┌──

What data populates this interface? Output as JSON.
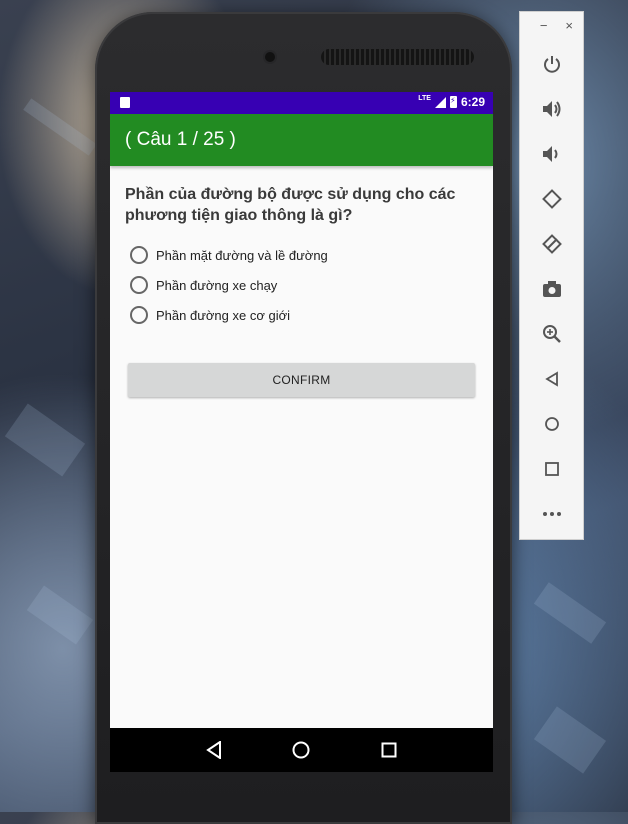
{
  "status_bar": {
    "network_label": "LTE",
    "time": "6:29"
  },
  "app_bar": {
    "title": "( Câu 1 / 25 )"
  },
  "question": {
    "text": "Phần của đường bộ được sử dụng cho các phương tiện giao thông là gì?",
    "options": [
      "Phần mặt đường và lề đường",
      "Phần đường xe chạy",
      "Phần đường xe cơ giới"
    ],
    "selected_index": null
  },
  "confirm_label": "CONFIRM",
  "colors": {
    "status_bar": "#3700b3",
    "app_bar": "#228b22",
    "screen_bg": "#fafafa",
    "button_bg": "#d6d7d7"
  },
  "navigation": {
    "buttons": [
      "back-icon",
      "home-icon",
      "recents-icon"
    ]
  },
  "emulator_toolbar": {
    "window_controls": [
      "−",
      "×"
    ],
    "tools": [
      "power-icon",
      "volume-up-icon",
      "volume-down-icon",
      "rotate-left-icon",
      "rotate-right-icon",
      "camera-icon",
      "zoom-icon",
      "back-icon",
      "home-icon",
      "overview-icon",
      "more-icon"
    ]
  }
}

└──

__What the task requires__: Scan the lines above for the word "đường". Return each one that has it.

__Response area__:
    "text": "Phần của đường bộ được sử dụng cho các phương tiện giao thông là gì?",
      "Phần mặt đường và lề đường",
      "Phần đường xe chạy",
      "Phần đường xe cơ giới"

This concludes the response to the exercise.